Pauni’s children learned many business and customer service skills while working in the business, but most of all “they learned to be proud of being Polynesian,” she says.
Friends and Neighbors
Mataele says Pacific Islanders are very entrepreneurial and willing to work hard to make a living. Uipi agrees, noting that many Islander business owners are landscapers, plumbers and contractors. “We’re typically known to be in labor-intensive industries,” she says.
Uipi says local businesses could do a better job reaching out to the Pacific Islander community—contracting or partnering with Islander businesses and cultivating a more diverse workforce. She points to Zions Bank, which is “constantly recruiting people who look like the diverse community they serve.”
In Logan, Pauni says her grill has been embraced by the local business community. Many businesses use her catering and entertainment for luau-themed employee parties, including Conservice, Harris Research and Schreiber Foods.

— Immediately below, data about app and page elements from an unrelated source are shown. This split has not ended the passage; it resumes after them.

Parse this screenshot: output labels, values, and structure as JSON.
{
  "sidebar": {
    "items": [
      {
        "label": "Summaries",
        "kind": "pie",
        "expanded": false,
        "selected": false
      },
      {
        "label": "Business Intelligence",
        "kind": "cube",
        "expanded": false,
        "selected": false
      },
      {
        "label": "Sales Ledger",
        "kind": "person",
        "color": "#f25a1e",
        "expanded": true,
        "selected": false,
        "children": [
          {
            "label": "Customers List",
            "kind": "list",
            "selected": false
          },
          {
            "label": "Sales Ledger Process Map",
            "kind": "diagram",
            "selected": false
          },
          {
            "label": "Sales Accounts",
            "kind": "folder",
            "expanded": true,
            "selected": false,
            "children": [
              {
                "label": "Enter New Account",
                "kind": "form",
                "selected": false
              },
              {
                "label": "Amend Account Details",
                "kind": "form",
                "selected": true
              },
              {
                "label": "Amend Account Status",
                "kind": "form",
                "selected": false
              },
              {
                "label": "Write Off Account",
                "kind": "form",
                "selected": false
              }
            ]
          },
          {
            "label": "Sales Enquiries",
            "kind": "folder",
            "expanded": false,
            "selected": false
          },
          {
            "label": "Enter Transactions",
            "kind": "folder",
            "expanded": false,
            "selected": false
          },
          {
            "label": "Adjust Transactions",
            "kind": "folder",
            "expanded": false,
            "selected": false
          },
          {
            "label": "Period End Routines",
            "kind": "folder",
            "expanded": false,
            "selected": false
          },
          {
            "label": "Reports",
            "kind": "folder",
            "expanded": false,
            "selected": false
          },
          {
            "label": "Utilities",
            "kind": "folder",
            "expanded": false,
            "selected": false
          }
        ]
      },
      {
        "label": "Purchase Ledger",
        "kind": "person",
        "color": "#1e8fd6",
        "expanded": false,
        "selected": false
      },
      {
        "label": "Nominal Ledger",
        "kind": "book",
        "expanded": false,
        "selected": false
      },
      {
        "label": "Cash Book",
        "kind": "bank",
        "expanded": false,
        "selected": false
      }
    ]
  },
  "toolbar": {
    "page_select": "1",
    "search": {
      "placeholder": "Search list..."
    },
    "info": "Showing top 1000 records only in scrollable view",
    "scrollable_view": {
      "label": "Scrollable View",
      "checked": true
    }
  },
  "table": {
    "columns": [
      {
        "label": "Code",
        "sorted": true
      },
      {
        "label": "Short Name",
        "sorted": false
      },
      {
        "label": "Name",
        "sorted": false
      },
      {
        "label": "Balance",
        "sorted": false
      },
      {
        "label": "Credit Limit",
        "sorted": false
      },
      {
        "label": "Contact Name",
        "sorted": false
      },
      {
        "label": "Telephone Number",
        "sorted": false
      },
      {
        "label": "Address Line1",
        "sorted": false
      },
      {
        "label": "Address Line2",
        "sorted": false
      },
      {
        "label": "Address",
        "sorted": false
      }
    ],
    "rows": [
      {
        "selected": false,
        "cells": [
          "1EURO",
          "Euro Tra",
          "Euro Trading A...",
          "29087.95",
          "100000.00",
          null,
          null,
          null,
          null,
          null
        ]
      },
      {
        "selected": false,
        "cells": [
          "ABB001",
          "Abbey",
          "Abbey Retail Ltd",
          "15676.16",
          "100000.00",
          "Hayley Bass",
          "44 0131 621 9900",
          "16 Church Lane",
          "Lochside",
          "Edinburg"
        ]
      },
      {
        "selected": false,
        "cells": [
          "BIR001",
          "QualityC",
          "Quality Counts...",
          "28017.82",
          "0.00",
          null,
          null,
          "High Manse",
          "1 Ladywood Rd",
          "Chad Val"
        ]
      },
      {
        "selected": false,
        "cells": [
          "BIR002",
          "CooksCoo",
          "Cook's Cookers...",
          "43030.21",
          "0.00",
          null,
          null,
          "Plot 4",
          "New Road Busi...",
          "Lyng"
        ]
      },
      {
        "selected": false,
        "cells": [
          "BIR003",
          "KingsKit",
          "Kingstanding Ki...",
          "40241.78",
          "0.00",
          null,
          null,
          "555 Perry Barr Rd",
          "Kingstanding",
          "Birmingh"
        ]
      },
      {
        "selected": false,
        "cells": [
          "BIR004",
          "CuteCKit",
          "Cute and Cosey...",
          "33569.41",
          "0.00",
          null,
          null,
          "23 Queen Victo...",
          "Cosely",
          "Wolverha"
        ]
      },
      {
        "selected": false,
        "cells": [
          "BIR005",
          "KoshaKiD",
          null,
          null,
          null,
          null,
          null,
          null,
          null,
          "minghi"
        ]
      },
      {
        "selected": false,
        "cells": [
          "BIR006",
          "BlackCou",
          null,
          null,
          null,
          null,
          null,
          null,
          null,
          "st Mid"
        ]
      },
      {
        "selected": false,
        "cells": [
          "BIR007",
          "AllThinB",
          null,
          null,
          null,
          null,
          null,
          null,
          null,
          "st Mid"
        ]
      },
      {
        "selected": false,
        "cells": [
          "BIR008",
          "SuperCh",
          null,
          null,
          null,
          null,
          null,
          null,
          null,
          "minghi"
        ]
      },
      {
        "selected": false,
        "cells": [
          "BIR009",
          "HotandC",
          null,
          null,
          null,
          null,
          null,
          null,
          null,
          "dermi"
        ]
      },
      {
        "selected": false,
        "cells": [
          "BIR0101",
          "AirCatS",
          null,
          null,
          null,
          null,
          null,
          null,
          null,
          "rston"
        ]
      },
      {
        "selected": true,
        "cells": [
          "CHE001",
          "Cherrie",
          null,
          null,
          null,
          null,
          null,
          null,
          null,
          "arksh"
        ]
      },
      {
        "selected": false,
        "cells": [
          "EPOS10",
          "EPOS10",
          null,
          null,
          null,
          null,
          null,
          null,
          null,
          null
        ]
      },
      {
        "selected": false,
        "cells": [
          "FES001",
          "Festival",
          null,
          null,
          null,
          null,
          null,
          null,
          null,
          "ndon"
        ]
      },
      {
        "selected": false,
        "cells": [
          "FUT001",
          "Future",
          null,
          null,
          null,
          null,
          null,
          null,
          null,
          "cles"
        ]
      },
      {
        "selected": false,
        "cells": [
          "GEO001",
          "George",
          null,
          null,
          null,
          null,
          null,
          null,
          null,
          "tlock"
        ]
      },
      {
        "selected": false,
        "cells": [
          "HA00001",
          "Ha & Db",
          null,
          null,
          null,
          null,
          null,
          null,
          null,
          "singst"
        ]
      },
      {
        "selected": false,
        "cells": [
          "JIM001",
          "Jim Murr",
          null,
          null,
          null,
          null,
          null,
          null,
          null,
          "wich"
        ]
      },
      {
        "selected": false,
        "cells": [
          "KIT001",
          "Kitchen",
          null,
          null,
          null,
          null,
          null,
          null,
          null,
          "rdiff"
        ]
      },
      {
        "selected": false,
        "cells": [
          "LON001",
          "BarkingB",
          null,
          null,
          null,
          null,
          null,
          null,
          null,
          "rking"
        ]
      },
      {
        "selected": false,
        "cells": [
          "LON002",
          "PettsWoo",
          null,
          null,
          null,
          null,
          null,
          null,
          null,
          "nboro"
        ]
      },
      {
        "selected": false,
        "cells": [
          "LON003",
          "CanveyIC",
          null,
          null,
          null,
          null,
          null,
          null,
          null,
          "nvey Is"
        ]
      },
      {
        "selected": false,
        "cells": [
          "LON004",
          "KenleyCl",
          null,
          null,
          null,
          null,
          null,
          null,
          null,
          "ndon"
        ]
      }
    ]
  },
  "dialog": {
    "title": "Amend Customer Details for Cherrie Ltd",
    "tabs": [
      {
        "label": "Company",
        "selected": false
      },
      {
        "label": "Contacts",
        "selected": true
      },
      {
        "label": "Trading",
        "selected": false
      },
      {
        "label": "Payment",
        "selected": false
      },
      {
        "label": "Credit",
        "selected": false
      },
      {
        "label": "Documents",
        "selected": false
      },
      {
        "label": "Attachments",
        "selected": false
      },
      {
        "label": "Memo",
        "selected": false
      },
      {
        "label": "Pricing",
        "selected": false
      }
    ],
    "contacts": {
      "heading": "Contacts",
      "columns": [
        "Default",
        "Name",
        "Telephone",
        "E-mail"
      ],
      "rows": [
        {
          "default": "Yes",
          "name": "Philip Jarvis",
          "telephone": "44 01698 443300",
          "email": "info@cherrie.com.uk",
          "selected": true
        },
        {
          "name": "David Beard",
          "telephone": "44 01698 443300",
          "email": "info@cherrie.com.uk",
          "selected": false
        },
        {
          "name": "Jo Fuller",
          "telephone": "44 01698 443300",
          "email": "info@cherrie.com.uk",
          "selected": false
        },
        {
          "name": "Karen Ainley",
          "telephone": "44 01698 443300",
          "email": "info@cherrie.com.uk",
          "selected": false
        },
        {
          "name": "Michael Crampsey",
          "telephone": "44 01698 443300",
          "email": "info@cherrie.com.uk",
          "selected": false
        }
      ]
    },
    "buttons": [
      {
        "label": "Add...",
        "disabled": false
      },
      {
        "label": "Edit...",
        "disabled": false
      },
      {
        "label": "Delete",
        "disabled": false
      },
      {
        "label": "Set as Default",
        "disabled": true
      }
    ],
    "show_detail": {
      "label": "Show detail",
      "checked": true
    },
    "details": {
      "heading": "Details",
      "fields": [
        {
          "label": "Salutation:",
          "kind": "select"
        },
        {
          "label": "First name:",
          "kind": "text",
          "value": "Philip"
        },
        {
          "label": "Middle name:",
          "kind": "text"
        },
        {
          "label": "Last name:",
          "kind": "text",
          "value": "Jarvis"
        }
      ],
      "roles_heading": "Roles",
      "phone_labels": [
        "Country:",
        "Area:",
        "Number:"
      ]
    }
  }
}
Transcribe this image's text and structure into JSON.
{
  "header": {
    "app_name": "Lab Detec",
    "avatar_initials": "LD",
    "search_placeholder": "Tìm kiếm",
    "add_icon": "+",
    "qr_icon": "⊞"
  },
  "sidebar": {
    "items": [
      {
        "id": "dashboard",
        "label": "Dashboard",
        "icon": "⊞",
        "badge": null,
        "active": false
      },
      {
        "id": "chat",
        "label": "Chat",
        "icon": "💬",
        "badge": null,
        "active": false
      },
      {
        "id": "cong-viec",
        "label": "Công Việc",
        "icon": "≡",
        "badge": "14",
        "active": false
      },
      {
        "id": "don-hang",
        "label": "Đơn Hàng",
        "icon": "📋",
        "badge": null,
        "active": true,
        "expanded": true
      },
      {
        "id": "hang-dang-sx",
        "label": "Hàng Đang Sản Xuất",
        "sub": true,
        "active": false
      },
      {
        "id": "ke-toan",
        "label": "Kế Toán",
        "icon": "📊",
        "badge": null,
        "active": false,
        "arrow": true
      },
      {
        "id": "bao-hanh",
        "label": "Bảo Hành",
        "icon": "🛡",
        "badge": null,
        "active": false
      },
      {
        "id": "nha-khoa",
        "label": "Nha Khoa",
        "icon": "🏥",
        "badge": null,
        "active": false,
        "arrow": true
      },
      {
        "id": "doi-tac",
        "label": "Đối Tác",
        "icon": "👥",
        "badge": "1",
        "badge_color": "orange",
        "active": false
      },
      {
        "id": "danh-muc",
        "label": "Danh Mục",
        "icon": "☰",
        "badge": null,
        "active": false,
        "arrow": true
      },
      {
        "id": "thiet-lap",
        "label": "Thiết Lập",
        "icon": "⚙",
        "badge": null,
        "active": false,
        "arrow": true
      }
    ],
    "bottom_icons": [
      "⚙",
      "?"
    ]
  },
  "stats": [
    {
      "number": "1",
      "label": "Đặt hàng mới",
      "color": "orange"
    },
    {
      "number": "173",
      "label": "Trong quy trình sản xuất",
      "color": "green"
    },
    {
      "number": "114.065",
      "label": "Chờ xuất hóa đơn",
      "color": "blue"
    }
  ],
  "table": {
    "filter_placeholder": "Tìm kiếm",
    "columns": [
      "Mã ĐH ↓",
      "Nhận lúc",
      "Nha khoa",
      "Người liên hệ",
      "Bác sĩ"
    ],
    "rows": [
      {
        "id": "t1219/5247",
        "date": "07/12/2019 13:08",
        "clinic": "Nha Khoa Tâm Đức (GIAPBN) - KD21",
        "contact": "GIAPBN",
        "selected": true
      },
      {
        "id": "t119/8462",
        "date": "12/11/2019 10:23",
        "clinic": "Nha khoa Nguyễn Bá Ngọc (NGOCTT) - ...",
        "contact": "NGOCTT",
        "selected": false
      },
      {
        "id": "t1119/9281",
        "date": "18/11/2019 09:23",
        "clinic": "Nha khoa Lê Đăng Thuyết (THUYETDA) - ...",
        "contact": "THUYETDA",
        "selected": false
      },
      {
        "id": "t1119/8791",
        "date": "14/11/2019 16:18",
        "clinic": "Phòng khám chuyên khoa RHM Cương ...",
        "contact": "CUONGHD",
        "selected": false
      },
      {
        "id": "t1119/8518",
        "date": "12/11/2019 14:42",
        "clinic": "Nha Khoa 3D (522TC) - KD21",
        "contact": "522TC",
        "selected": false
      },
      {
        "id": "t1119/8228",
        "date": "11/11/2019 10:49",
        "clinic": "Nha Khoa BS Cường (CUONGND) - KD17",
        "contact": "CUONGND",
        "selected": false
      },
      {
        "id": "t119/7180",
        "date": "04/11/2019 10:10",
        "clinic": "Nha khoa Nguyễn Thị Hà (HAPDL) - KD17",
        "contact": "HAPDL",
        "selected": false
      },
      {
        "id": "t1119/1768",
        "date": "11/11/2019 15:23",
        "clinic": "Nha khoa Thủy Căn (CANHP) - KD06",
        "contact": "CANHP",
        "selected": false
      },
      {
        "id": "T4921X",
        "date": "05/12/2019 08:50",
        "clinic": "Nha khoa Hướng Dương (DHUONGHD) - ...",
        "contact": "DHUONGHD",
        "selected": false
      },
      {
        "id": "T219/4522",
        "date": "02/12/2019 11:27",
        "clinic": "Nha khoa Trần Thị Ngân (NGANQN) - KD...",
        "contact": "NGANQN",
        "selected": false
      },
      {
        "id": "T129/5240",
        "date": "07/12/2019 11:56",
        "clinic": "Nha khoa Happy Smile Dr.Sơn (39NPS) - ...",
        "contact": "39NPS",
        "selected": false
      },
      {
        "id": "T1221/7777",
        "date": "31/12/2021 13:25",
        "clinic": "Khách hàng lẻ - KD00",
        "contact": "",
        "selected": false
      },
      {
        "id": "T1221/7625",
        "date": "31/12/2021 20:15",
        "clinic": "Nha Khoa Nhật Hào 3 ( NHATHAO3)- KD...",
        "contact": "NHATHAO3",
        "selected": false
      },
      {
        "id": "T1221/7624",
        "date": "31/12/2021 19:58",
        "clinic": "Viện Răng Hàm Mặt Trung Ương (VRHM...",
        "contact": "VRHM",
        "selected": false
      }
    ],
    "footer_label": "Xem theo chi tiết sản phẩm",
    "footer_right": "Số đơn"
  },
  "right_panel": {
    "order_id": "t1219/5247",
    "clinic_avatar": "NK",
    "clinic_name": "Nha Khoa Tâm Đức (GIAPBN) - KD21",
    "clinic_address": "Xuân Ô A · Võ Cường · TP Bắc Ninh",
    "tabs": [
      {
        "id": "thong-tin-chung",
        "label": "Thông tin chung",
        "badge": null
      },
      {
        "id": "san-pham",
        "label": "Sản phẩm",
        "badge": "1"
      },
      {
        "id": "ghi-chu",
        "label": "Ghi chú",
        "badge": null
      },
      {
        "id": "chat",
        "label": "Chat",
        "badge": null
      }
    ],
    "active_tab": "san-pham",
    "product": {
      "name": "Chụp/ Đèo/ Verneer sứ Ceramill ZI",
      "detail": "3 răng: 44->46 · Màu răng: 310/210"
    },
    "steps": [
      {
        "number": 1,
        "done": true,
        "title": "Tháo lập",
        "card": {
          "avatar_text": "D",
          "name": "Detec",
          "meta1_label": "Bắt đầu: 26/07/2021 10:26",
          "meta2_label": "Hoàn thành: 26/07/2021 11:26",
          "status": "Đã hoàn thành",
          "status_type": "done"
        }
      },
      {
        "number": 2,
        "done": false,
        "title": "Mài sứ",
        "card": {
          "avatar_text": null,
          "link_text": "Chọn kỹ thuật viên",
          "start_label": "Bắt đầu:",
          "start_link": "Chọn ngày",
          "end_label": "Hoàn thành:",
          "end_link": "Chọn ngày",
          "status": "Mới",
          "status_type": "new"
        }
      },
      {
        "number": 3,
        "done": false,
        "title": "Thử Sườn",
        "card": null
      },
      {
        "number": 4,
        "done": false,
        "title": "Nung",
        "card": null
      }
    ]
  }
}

“We have a lot of good neighbors and good friends everywhere we go,” she says.